Appeal by defendants from opinion and award of the North Carolina Industrial Commission, by Ben A. Rich, Deputy Commissioner (Commissioner Robert S. Brown concurring, Commissioner William H. Stephenson dissenting), filed 19 November 1980. Heard in the Court of Appeals 7 January 1982.
Whichard, Judge. Judges Clark and Becton concur.
Plaintiff (claimant) was a cook in defendants' restaurant. His duties included carrying buckets of grease down steps. On 11 August 1979, while so engaged, plaintiff's foot "hit some grease on the steps and . . . jerked." He did not fall, but "[i]t . . . gave [him] a quick jerk." At the time he "felt a pain like a bee sting in the lower part of [his] back for just a minute." He proceeded,
though, to empty the bucket and to work the remainder of the day.
On 12 August 1980 plaintiff's pain was more severe. He consulted a physician on 13 August 1980. The physician's diagnosis was that plaintiff had suffered severe muscle strain, probably permanent in nature.
The Industrial Commission concluded that plaintiff sustained an "injury by accident arising out of and in the course of [his] employment," G.S. 97-2(6) (Supp. 1981), and awarded compensation. Defendants do not except to that award. They except, rather, to an award of $2,500 to plaintiff's attorney, pursuant to G.S. 97-88.1, based on a finding that they defended the claim without reasonable grounds.
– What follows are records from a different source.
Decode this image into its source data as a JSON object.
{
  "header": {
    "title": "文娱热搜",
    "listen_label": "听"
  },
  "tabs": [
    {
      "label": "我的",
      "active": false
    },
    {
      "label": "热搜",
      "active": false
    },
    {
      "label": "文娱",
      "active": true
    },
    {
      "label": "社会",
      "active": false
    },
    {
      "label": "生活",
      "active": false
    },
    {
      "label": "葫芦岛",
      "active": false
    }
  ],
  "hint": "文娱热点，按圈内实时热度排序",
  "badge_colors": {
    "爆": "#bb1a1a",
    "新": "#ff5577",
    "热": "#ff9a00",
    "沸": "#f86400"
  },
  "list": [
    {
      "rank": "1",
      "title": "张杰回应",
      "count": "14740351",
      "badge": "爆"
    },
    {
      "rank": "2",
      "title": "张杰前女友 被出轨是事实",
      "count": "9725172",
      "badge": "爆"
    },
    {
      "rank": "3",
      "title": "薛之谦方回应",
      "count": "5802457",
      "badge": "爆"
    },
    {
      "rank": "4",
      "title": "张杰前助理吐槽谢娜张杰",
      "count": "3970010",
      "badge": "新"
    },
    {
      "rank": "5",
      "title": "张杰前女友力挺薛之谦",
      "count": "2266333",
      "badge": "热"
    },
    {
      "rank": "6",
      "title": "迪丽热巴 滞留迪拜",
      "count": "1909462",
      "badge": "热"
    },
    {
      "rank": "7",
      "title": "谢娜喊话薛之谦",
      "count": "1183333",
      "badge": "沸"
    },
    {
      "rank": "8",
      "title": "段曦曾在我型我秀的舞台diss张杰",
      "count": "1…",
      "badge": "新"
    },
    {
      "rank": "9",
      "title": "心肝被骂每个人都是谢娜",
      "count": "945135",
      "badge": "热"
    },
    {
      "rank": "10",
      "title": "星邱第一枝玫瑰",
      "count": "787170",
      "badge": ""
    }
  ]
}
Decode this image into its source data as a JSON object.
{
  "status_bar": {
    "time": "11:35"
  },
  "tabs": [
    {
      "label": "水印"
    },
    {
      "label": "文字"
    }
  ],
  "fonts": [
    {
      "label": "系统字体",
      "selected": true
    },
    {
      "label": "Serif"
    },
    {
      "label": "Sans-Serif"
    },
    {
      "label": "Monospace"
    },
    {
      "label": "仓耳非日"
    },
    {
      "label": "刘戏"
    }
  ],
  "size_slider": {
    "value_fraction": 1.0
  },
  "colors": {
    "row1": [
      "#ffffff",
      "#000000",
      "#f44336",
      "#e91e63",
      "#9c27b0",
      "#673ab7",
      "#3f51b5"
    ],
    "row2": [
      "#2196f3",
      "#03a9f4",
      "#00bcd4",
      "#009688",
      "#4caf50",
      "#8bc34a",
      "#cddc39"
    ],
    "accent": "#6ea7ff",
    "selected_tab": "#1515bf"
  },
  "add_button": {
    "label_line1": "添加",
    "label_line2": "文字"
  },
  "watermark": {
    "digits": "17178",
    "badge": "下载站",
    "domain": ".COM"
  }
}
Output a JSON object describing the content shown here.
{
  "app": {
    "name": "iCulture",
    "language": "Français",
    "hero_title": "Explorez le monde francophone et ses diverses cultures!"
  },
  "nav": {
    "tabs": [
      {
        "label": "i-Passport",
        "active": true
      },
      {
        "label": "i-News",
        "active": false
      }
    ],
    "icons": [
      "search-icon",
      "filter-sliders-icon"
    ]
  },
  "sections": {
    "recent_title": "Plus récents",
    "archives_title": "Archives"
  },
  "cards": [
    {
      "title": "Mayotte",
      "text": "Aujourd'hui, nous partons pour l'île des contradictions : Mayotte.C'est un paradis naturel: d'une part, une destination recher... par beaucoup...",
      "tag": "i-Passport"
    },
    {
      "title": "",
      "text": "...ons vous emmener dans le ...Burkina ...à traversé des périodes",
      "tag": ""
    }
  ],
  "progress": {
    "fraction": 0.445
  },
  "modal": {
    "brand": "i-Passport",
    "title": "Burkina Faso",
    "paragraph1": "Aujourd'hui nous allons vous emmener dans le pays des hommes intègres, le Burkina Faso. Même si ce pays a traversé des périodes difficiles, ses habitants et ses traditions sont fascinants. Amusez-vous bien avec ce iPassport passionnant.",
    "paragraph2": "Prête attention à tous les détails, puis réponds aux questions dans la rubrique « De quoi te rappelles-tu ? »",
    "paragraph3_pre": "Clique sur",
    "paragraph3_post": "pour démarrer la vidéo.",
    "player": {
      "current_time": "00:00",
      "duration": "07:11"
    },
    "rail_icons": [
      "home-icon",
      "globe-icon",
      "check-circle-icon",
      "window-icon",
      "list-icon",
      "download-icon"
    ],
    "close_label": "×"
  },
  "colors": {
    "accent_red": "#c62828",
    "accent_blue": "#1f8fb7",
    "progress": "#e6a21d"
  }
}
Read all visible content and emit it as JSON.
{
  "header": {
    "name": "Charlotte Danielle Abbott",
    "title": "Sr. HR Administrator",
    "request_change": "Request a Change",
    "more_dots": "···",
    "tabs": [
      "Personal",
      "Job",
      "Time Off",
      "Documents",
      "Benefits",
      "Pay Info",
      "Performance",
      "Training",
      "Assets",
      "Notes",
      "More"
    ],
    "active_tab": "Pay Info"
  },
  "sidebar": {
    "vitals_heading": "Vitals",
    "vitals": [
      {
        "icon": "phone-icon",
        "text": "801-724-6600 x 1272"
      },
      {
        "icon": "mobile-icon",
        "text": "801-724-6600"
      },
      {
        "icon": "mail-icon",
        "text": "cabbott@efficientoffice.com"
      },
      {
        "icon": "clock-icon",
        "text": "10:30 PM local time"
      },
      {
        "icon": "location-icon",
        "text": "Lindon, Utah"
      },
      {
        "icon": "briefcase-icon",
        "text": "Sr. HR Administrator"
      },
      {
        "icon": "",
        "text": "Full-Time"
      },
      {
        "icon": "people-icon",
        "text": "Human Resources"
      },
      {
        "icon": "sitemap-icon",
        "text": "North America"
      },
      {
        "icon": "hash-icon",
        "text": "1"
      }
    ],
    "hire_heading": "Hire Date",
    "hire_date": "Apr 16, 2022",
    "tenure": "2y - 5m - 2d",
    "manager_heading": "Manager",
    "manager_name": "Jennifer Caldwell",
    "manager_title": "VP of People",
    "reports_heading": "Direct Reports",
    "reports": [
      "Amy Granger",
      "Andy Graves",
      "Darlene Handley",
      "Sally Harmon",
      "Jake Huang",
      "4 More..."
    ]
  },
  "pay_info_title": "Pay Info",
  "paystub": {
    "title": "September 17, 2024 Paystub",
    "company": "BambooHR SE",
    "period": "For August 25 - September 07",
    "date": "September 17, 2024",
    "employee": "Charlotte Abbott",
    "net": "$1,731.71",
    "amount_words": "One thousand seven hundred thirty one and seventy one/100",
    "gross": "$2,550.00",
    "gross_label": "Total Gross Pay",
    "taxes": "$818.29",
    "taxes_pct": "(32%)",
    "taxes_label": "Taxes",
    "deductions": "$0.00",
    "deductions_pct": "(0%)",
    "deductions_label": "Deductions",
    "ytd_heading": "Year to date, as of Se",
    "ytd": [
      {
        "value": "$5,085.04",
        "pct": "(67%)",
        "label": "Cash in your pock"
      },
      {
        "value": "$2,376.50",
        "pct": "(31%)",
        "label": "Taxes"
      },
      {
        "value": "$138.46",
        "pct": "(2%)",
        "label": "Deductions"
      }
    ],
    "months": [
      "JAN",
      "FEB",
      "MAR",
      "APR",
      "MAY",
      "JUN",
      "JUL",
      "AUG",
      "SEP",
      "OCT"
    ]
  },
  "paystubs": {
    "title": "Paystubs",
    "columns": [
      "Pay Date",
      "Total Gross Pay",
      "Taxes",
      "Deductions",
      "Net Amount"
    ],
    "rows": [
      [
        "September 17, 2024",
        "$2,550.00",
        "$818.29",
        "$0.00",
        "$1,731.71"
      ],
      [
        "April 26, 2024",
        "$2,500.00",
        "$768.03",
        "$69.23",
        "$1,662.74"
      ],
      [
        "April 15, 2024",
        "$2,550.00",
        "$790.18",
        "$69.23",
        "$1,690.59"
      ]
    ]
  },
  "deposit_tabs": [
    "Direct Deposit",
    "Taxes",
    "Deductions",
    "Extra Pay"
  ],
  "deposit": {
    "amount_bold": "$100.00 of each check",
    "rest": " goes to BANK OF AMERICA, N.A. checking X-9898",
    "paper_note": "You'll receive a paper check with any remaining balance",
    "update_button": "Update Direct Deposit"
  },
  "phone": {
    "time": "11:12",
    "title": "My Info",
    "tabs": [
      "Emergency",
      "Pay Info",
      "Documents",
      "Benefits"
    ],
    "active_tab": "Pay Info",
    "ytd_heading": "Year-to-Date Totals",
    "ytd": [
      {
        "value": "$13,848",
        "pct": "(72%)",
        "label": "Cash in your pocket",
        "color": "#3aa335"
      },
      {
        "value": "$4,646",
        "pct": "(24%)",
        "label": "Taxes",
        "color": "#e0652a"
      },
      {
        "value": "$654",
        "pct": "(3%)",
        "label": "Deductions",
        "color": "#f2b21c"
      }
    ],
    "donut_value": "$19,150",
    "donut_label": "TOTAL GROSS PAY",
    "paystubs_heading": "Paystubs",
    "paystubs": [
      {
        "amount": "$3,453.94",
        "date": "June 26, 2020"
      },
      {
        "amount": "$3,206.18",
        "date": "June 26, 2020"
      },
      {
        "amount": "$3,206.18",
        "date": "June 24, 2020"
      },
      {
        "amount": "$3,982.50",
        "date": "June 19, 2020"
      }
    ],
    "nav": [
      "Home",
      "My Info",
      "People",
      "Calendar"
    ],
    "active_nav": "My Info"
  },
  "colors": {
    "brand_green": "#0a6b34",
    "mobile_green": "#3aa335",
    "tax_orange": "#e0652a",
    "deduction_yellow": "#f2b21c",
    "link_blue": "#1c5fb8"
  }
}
We hold that the evidence does not support the finding, and we accordingly vacate the portions of the opinion and award relating to payment of a fee to plaintiff's attorney.
G.S. 97-88.1 provides: "If the Industrial Commission shall determine that any hearing has been . . . defended without reasonable ground, it may assess the whole cost of the proceedings including reasonable fees for . . . plaintiff's attorney upon the party who has . . . defended them." While the statute is of recent origin,*fn1 and there are no cases interpreting or applying it, its evident purpose is to deter stubborn, unfounded litigiousness, which is inharmonious with "[t]he primary consideration [of the Workers' Compensation Act, viz.,] . . . compensation for injured employees." Barbour v. State Hospital, 213 N.C. 515, 518, 196 S.E. 812, 814 (1938).
We do not, however, attribute to the General Assembly an intent to deter an employer with legitimate doubt regarding the employee's credibility, based on substantial evidence of conduct by the employee inconsistent with his alleged claim, from compelling the employee to sustain his burden of proof. Such deterrence would, in our view, emanate from application of the statute to the evidence here.
The pertinent facts relating to the credibility issue were these: There were no eyewitnesses to the alleged accident. Plaintiff
did not advise defendants thereof on the date of the occurrence. He continued to work for the remainder of that day without telling his employers or fellow employees of his injury. He rode home with one of the employers that evening, and the employer could not recall his mentioning any pain or soreness in his back at that time. Two evenings later plaintiff called this employer, indicated that he was at the Dollar Store where "they had Bic pens on sale," and inquired whether the employer wanted him to purchase some for the restaurant. He also told the employer to have him picked up the next morning. None of the employers could recall any notification regarding the alleged accident until receipt of a letter from the Industrial Commission about 30 August 1980, some nineteen days later.
These facts provided ample basis for defending the claim on the ground of the credibility of plaintiff's assertions. The defense was not rendered unreasonable or unfounded by the Commission's declination to accept it. The test is not whether the defense prevails, but whether ...